■ **SOURCE INFORMATION**:
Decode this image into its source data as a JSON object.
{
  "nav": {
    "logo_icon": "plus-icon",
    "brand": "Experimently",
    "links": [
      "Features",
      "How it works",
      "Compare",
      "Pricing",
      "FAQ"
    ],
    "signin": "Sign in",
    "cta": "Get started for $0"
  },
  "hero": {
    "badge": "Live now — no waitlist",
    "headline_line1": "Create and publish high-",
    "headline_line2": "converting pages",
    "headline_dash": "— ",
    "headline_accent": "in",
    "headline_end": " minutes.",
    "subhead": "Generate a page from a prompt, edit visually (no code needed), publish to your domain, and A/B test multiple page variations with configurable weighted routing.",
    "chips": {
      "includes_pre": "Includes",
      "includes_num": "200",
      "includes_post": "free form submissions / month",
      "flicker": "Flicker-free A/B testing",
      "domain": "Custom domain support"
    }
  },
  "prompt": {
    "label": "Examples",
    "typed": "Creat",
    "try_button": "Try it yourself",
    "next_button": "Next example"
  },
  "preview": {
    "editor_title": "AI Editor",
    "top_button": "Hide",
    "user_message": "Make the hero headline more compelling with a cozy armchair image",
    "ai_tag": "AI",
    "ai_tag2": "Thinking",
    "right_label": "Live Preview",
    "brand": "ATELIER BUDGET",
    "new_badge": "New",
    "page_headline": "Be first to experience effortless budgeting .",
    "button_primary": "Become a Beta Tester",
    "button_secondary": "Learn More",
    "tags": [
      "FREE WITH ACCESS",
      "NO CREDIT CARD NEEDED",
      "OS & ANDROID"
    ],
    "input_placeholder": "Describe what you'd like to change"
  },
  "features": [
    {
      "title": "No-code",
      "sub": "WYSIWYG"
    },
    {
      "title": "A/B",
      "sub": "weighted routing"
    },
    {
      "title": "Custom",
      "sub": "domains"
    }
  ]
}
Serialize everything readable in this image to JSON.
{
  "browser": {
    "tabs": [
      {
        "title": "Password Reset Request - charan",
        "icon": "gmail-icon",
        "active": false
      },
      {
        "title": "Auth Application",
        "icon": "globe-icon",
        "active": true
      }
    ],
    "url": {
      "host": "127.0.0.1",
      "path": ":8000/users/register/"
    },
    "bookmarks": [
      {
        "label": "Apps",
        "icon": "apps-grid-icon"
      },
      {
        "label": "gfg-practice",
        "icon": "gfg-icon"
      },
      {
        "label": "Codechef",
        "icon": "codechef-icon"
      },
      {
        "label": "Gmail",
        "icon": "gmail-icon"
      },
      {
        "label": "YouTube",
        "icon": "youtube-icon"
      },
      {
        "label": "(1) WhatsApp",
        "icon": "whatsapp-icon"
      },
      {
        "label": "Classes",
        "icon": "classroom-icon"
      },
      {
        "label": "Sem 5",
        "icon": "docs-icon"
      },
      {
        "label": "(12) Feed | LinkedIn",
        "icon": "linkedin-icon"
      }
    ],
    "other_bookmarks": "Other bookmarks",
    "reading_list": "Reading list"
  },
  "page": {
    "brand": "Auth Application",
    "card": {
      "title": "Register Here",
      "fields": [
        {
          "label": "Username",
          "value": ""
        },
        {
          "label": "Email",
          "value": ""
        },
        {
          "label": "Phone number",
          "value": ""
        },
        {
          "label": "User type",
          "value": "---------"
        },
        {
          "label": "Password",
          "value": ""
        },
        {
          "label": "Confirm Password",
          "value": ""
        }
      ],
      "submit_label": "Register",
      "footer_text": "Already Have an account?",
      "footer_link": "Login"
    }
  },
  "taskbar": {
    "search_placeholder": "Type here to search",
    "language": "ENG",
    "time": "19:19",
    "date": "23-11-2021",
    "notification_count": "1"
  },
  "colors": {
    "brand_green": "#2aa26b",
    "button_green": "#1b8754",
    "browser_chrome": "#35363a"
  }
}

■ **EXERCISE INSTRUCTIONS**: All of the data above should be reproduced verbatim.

■ **OUTPUT OF THE TASK**:
Decode this image into its source data as a JSON object.
{
  "nav": {
    "logo_icon": "plus-icon",
    "brand": "Experimently",
    "links": [
      "Features",
      "How it works",
      "Compare",
      "Pricing",
      "FAQ"
    ],
    "signin": "Sign in",
    "cta": "Get started for $0"
  },
  "hero": {
    "badge": "Live now — no waitlist",
    "headline_line1": "Create and publish high-",
    "headline_line2": "converting pages",
    "headline_dash": "— ",
    "headline_accent": "in",
    "headline_end": " minutes.",
    "subhead": "Generate a page from a prompt, edit visually (no code needed), publish to your domain, and A/B test multiple page variations with configurable weighted routing.",
    "chips": {
      "includes_pre": "Includes",
      "includes_num": "200",
      "includes_post": "free form submissions / month",
      "flicker": "Flicker-free A/B testing",
      "domain": "Custom domain support"
    }
  },
  "prompt": {
    "label": "Examples",
    "typed": "Creat",
    "try_button": "Try it yourself",
    "next_button": "Next example"
  },
  "preview": {
    "editor_title": "AI Editor",
    "top_button": "Hide",
    "user_message": "Make the hero headline more compelling with a cozy armchair image",
    "ai_tag": "AI",
    "ai_tag2": "Thinking",
    "right_label": "Live Preview",
    "brand": "ATELIER BUDGET",
    "new_badge": "New",
    "page_headline": "Be first to experience effortless budgeting .",
    "button_primary": "Become a Beta Tester",
    "button_secondary": "Learn More",
    "tags": [
      "FREE WITH ACCESS",
      "NO CREDIT CARD NEEDED",
      "OS & ANDROID"
    ],
    "input_placeholder": "Describe what you'd like to change"
  },
  "features": [
    {
      "title": "No-code",
      "sub": "WYSIWYG"
    },
    {
      "title": "A/B",
      "sub": "weighted routing"
    },
    {
      "title": "Custom",
      "sub": "domains"
    }
  ]
}
Serialize everything readable in this image to JSON.
{
  "browser": {
    "tabs": [
      {
        "title": "Password Reset Request - charan",
        "icon": "gmail-icon",
        "active": false
      },
      {
        "title": "Auth Application",
        "icon": "globe-icon",
        "active": true
      }
    ],
    "url": {
      "host": "127.0.0.1",
      "path": ":8000/users/register/"
    },
    "bookmarks": [
      {
        "label": "Apps",
        "icon": "apps-grid-icon"
      },
      {
        "label": "gfg-practice",
        "icon": "gfg-icon"
      },
      {
        "label": "Codechef",
        "icon": "codechef-icon"
      },
      {
        "label": "Gmail",
        "icon": "gmail-icon"
      },
      {
        "label": "YouTube",
        "icon": "youtube-icon"
      },
      {
        "label": "(1) WhatsApp",
        "icon": "whatsapp-icon"
      },
      {
        "label": "Classes",
        "icon": "classroom-icon"
      },
      {
        "label": "Sem 5",
        "icon": "docs-icon"
      },
      {
        "label": "(12) Feed | LinkedIn",
        "icon": "linkedin-icon"
      }
    ],
    "other_bookmarks": "Other bookmarks",
    "reading_list": "Reading list"
  },
  "page": {
    "brand": "Auth Application",
    "card": {
      "title": "Register Here",
      "fields": [
        {
          "label": "Username",
          "value": ""
        },
        {
          "label": "Email",
          "value": ""
        },
        {
          "label": "Phone number",
          "value": ""
        },
        {
          "label": "User type",
          "value": "---------"
        },
        {
          "label": "Password",
          "value": ""
        },
        {
          "label": "Confirm Password",
          "value": ""
        }
      ],
      "submit_label": "Register",
      "footer_text": "Already Have an account?",
      "footer_link": "Login"
    }
  },
  "taskbar": {
    "search_placeholder": "Type here to search",
    "language": "ENG",
    "time": "19:19",
    "date": "23-11-2021",
    "notification_count": "1"
  },
  "colors": {
    "brand_green": "#2aa26b",
    "button_green": "#1b8754",
    "browser_chrome": "#35363a"
  }
}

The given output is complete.